“Nirvana is Here” is the winner of a Bronze Medal, Foreword Reviews 2019 Indie Award for Best LGBTQ+ Fiction. The book was called “a wonder of a book” by novelist Lauren Grodstein (“Our Short History”): “As a Jewish Gen-Xer, the novel reminded me exactly of who I once was – and all that I still want to be.... a brilliant accomplishment.”
“Come and Hear: What I Saw in My Seven-and-a-Half-Year Journey Through the Talmud” has been described as “a kind of travel writing – a report on what [the author] saw during his seven-and-a-half-year journey through the Talmud. For readers who want to travel the same path, there is no better guide.”
Esserman is the executive editor and book reviewer for The Reporter Group. Her editorials and reviews have won awards from the American Jewish Press Association and the Syracuse Press Club. This year, she won four awards for her book reviews: first place and honorable mention in the American Jewish Press Club’s Simon Rockower Awards Book Review category, and first and second place in the Syracuse Press Club’s Critique category. She also serves at the Jewish chaplain for Broome Developmental Disabilities Service Office. Her work has been published in “The Women’s Torah Commentary” and “The Women’s Haftarah Commentary,” both by Jewish Lights Publishing. She also has had a book of poetry, “I Stand By The River,” published by Keshet Press of Temple Concord. A Reconstructionist rabbi who says her first love is teaching, she sees her position at The Reporter as an opportunity to educate the public about Judaism.
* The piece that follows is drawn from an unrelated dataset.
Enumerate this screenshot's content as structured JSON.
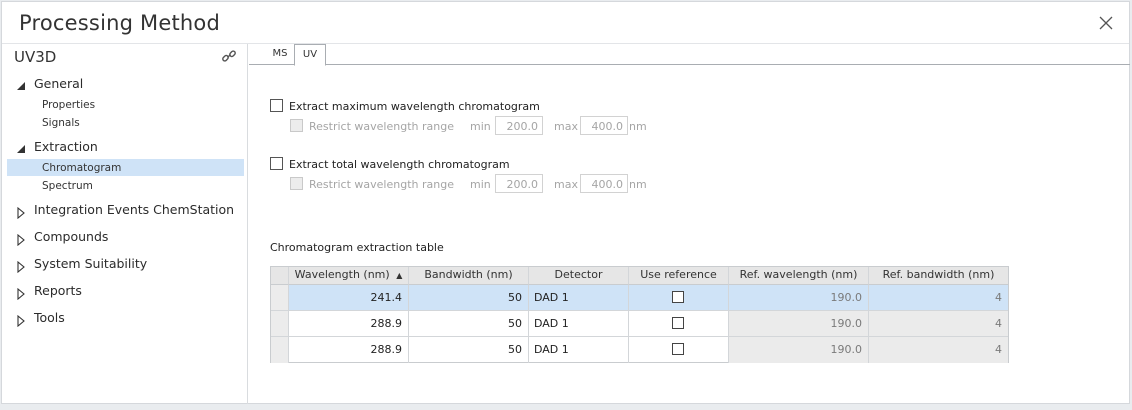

Esserman also is a freelance rabbi who does lifecycle events, hospital visits, chaplaincy; and has been rabbi-on-call when needed by local Reform and Conservative synagogues. Her education includes a B.A. in sociology from the University of Pennsylvania, and rabbinic ordination and an M.A. in Hebrew letters from the Reconstructionist Rabbinical College, Wyncote, PA.